However they came by their wealth, the rich have several options for how to use it. They can leave it to their children; spend it on building mansions and filling them with artworks; give the money to more or less worthwhile charities in ways that are more or less patronising and self-aggrandising; or some combination of these options.
William Morris died childless, so he didn’t have the option of leaving his money to his children, though he did have a wider family of nephews and nieces. He lived modestly at Nuffield Place; certainly more modestly than many rich men might. He started giving decades before his death, and gave the rest away when he died. His choice of good causes – mainly health and education – is, I think, uncontroversial. Maybe the University of Oxford didn’t desperately need another college, but no doubt students who have studied at Nuffield College have been grateful for its existence. Rich people continue to give money to establish new colleges, and to established colleges for new buildings.
Maybe there is no paradox. Morris was a successful capitalist entrepreneur, paid his taxes, and gave away most of his money, almost entirely to good causes. Morris Motors provided Morris with his wealth, and it also provided thousands of families with a good living, and almost accidentally transformed Oxford.
Written by Dave Dalton
Dave Dalton is retired, after working as a copywriter for Oxfam.
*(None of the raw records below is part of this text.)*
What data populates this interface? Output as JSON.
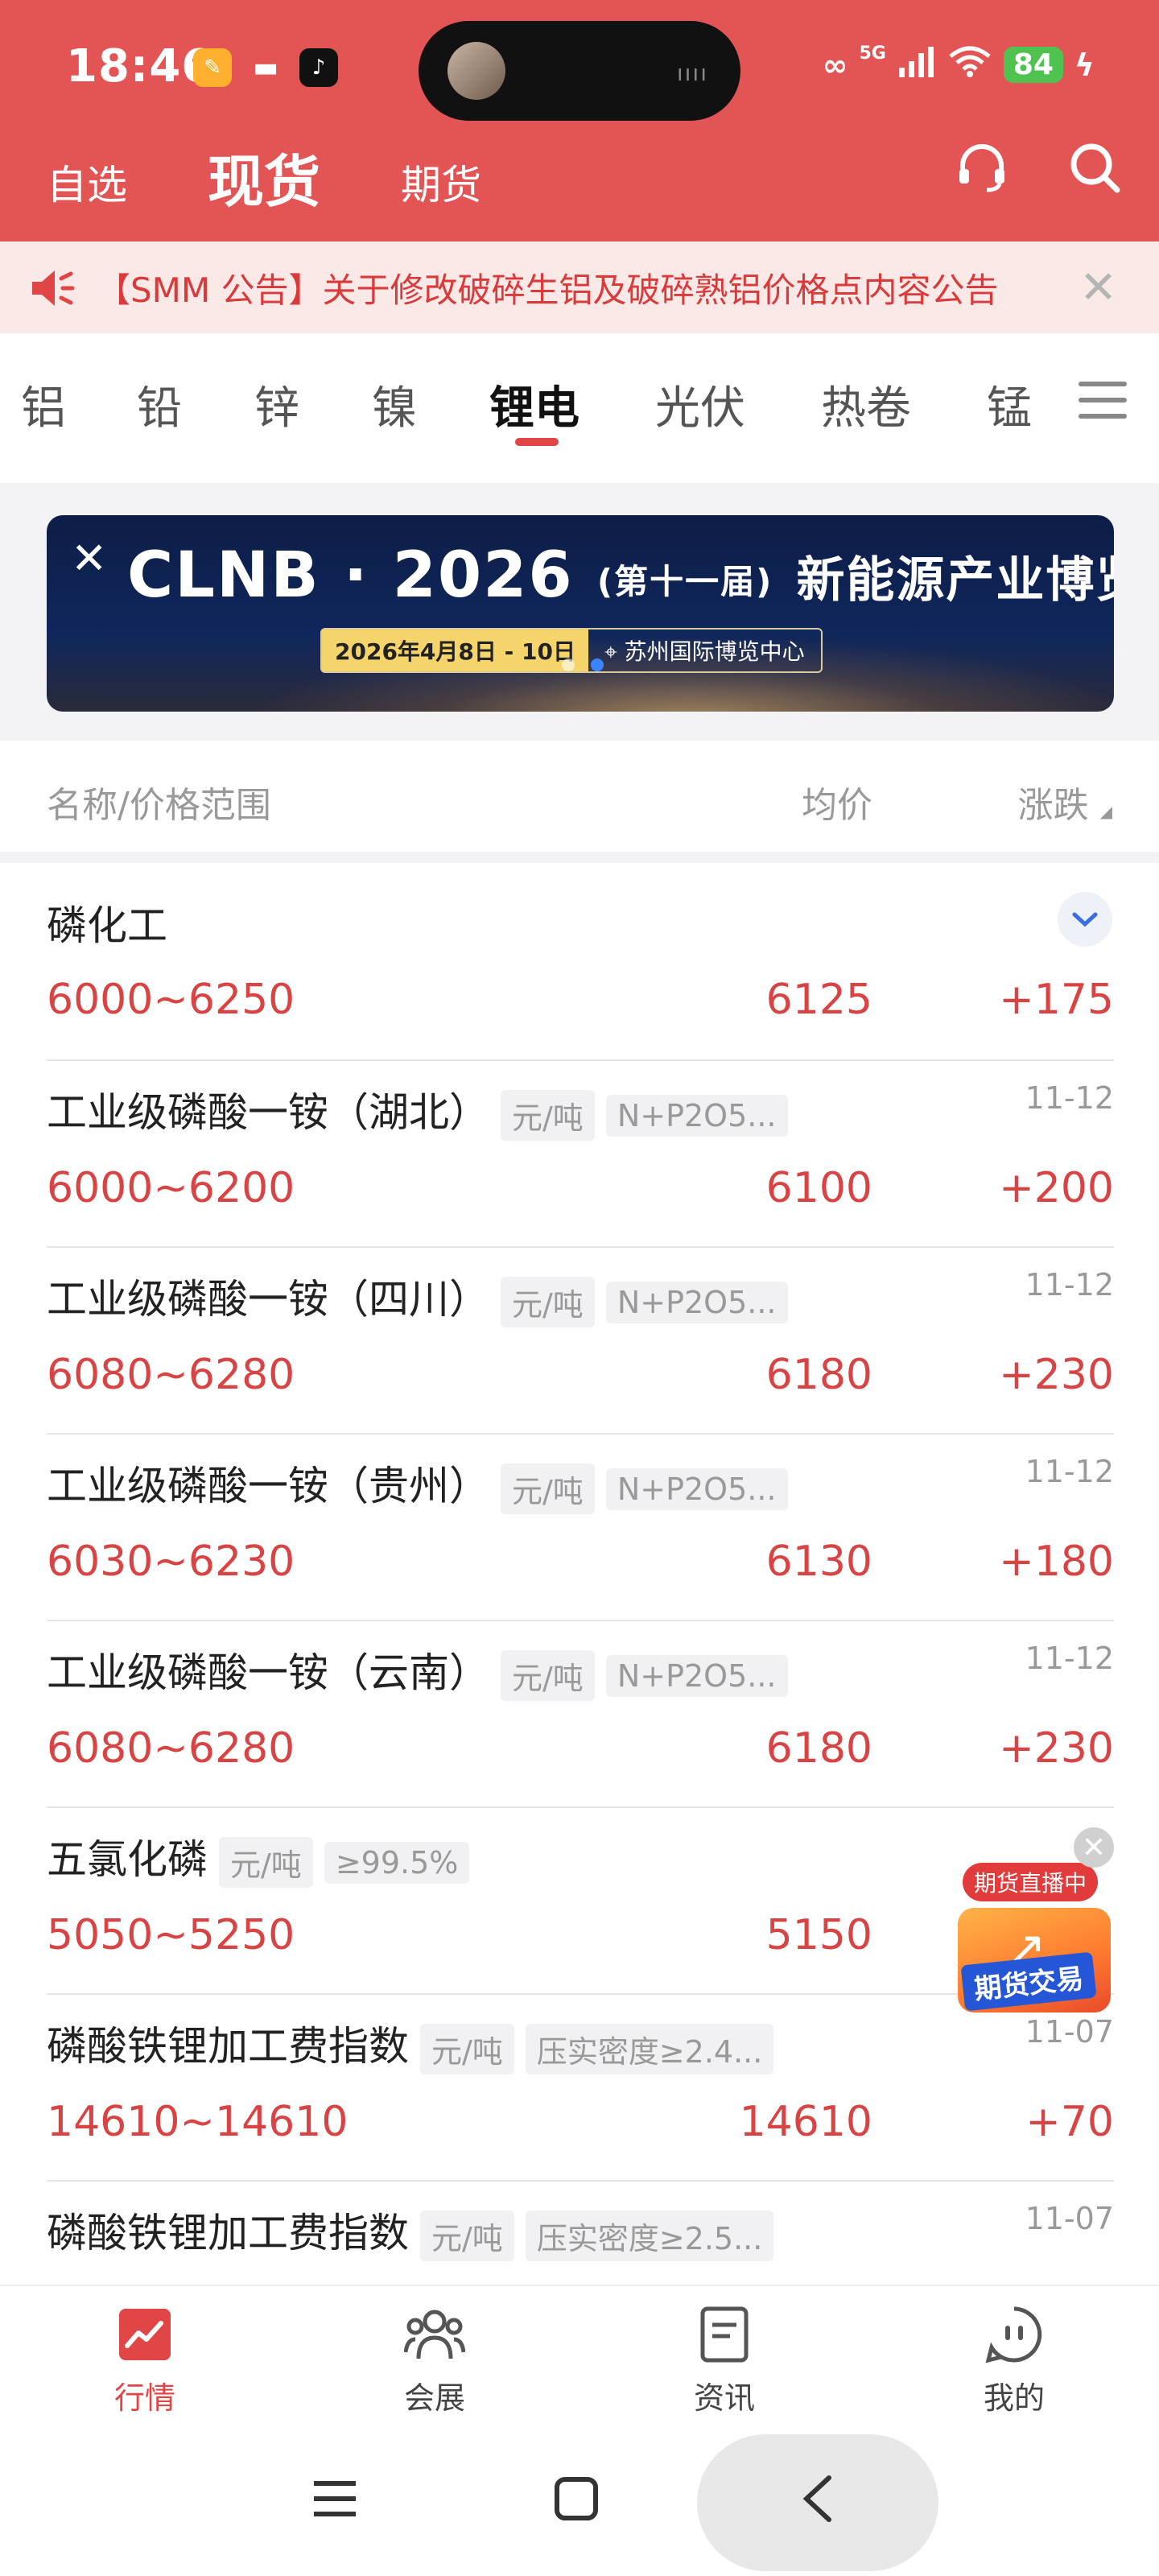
{
  "status_bar": {
    "time": "18:46",
    "battery": "84",
    "network": "5G"
  },
  "top_nav": {
    "tabs": [
      {
        "label": "自选"
      },
      {
        "label": "现货"
      },
      {
        "label": "期货"
      }
    ],
    "active_tab": "现货",
    "icons": [
      "headset-icon",
      "search-icon"
    ]
  },
  "notice": {
    "text": "【SMM 公告】关于修改破碎生铝及破碎熟铝价格点内容公告"
  },
  "categories": {
    "tabs": [
      "铝",
      "铅",
      "锌",
      "镍",
      "锂电",
      "光伏",
      "热卷",
      "锰"
    ],
    "active": "锂电"
  },
  "banner": {
    "title_prefix": "CLNB · 2",
    "title_year": "026",
    "edition": "(第十一届)",
    "subject": "新能源产业博览会",
    "date": "2026年4月8日 - 10日",
    "venue": "苏州国际博览中心"
  },
  "list_header": {
    "name": "名称/价格范围",
    "avg": "均价",
    "change": "涨跌"
  },
  "group": {
    "title": "磷化工"
  },
  "items": [
    {
      "name": "",
      "unit": "",
      "spec": "",
      "date": "",
      "range": "6000~6250",
      "avg": "6125",
      "change": "+175"
    },
    {
      "name": "工业级磷酸一铵（湖北）",
      "unit": "元/吨",
      "spec": "N+P2O5...",
      "date": "11-12",
      "range": "6000~6200",
      "avg": "6100",
      "change": "+200"
    },
    {
      "name": "工业级磷酸一铵（四川）",
      "unit": "元/吨",
      "spec": "N+P2O5...",
      "date": "11-12",
      "range": "6080~6280",
      "avg": "6180",
      "change": "+230"
    },
    {
      "name": "工业级磷酸一铵（贵州）",
      "unit": "元/吨",
      "spec": "N+P2O5...",
      "date": "11-12",
      "range": "6030~6230",
      "avg": "6130",
      "change": "+180"
    },
    {
      "name": "工业级磷酸一铵（云南）",
      "unit": "元/吨",
      "spec": "N+P2O5...",
      "date": "11-12",
      "range": "6080~6280",
      "avg": "6180",
      "change": "+230"
    },
    {
      "name": "五氯化磷",
      "unit": "元/吨",
      "spec": "≥99.5%",
      "date": "",
      "range": "5050~5250",
      "avg": "5150",
      "change": ""
    },
    {
      "name": "磷酸铁锂加工费指数",
      "unit": "元/吨",
      "spec": "压实密度≥2.4...",
      "date": "11-07",
      "range": "14610~14610",
      "avg": "14610",
      "change": "+70"
    },
    {
      "name": "磷酸铁锂加工费指数",
      "unit": "元/吨",
      "spec": "压实密度≥2.5...",
      "date": "11-07",
      "range": "",
      "avg": "",
      "change": ""
    }
  ],
  "promo": {
    "live_label": "期货直播中",
    "main_label": "期货交易"
  },
  "bottom_nav": {
    "items": [
      {
        "label": "行情"
      },
      {
        "label": "会展"
      },
      {
        "label": "资讯"
      },
      {
        "label": "我的"
      }
    ],
    "active": "行情"
  },
  "colors": {
    "brand_red": "#e35555",
    "price_red": "#d84444",
    "notice_bg": "#fbe9e8"
  }
}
He volunteers at the Ashmolean Museum, and is a guide on the City Sightseeing tour buses.
References  David Horan, Oxford: a cultural and literary companion (Signal Books, Oxford 1999), p. 203 John Betjeman, An Oxford University Chest (John Miles 1938), p 9.  Horan, Oxford, p. 204  Betjeman, Oxford University Chest, p. 155  David Cranston and Peter Morris, Lord Nuffield and his double legacy (Words by Design 2018), p. 91